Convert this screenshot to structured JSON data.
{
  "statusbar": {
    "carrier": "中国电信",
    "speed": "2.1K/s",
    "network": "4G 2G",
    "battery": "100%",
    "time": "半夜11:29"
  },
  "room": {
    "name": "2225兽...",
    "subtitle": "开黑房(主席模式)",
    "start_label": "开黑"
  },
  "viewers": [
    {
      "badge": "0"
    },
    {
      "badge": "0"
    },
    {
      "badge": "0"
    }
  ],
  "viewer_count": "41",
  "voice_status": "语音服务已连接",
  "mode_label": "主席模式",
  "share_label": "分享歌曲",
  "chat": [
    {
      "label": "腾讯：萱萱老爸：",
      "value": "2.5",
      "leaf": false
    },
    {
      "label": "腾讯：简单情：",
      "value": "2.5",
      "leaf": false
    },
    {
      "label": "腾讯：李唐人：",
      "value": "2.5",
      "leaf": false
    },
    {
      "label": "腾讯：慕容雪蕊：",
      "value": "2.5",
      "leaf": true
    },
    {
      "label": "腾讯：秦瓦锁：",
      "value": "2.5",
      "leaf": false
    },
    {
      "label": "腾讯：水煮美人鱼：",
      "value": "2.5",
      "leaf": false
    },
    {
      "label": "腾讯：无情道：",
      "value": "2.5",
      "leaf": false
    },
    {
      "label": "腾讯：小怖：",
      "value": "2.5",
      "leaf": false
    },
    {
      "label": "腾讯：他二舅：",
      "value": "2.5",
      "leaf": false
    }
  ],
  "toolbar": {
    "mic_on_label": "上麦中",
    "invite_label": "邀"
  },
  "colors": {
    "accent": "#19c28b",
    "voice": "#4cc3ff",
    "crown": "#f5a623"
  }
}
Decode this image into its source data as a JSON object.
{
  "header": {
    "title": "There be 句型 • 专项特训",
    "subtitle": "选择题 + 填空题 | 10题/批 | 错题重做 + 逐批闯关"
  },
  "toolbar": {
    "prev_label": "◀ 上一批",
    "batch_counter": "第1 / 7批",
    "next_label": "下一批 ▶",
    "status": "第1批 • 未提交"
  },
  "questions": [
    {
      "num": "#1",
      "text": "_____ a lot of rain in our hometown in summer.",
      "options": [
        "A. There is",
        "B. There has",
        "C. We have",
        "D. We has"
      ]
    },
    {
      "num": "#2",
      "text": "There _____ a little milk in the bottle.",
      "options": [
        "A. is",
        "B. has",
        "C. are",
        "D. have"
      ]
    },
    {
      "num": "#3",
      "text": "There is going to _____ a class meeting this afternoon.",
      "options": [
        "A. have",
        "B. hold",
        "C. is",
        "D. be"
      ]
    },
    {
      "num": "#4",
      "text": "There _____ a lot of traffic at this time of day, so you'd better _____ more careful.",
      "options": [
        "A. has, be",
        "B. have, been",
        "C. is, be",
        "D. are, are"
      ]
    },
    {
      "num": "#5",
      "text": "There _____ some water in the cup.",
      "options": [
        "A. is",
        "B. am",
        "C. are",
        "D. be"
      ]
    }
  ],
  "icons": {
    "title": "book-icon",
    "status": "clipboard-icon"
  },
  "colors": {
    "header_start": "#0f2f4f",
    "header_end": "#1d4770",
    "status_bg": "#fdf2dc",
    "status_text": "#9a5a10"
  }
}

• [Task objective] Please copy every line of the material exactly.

• [Answer section]
Convert this screenshot to structured JSON data.
{
  "statusbar": {
    "carrier": "中国电信",
    "speed": "2.1K/s",
    "network": "4G 2G",
    "battery": "100%",
    "time": "半夜11:29"
  },
  "room": {
    "name": "2225兽...",
    "subtitle": "开黑房(主席模式)",
    "start_label": "开黑"
  },
  "viewers": [
    {
      "badge": "0"
    },
    {
      "badge": "0"
    },
    {
      "badge": "0"
    }
  ],
  "viewer_count": "41",
  "voice_status": "语音服务已连接",
  "mode_label": "主席模式",
  "share_label": "分享歌曲",
  "chat": [
    {
      "label": "腾讯：萱萱老爸：",
      "value": "2.5",
      "leaf": false
    },
    {
      "label": "腾讯：简单情：",
      "value": "2.5",
      "leaf": false
    },
    {
      "label": "腾讯：李唐人：",
      "value": "2.5",
      "leaf": false
    },
    {
      "label": "腾讯：慕容雪蕊：",
      "value": "2.5",
      "leaf": true
    },
    {
      "label": "腾讯：秦瓦锁：",
      "value": "2.5",
      "leaf": false
    },
    {
      "label": "腾讯：水煮美人鱼：",
      "value": "2.5",
      "leaf": false
    },
    {
      "label": "腾讯：无情道：",
      "value": "2.5",
      "leaf": false
    },
    {
      "label": "腾讯：小怖：",
      "value": "2.5",
      "leaf": false
    },
    {
      "label": "腾讯：他二舅：",
      "value": "2.5",
      "leaf": false
    }
  ],
  "toolbar": {
    "mic_on_label": "上麦中",
    "invite_label": "邀"
  },
  "colors": {
    "accent": "#19c28b",
    "voice": "#4cc3ff",
    "crown": "#f5a623"
  }
}
Decode this image into its source data as a JSON object.
{
  "header": {
    "title": "There be 句型 • 专项特训",
    "subtitle": "选择题 + 填空题 | 10题/批 | 错题重做 + 逐批闯关"
  },
  "toolbar": {
    "prev_label": "◀ 上一批",
    "batch_counter": "第1 / 7批",
    "next_label": "下一批 ▶",
    "status": "第1批 • 未提交"
  },
  "questions": [
    {
      "num": "#1",
      "text": "_____ a lot of rain in our hometown in summer.",
      "options": [
        "A. There is",
        "B. There has",
        "C. We have",
        "D. We has"
      ]
    },
    {
      "num": "#2",
      "text": "There _____ a little milk in the bottle.",
      "options": [
        "A. is",
        "B. has",
        "C. are",
        "D. have"
      ]
    },
    {
      "num": "#3",
      "text": "There is going to _____ a class meeting this afternoon.",
      "options": [
        "A. have",
        "B. hold",
        "C. is",
        "D. be"
      ]
    },
    {
      "num": "#4",
      "text": "There _____ a lot of traffic at this time of day, so you'd better _____ more careful.",
      "options": [
        "A. has, be",
        "B. have, been",
        "C. is, be",
        "D. are, are"
      ]
    },
    {
      "num": "#5",
      "text": "There _____ some water in the cup.",
      "options": [
        "A. is",
        "B. am",
        "C. are",
        "D. be"
      ]
    }
  ],
  "icons": {
    "title": "book-icon",
    "status": "clipboard-icon"
  },
  "colors": {
    "header_start": "#0f2f4f",
    "header_end": "#1d4770",
    "status_bg": "#fdf2dc",
    "status_text": "#9a5a10"
  }
}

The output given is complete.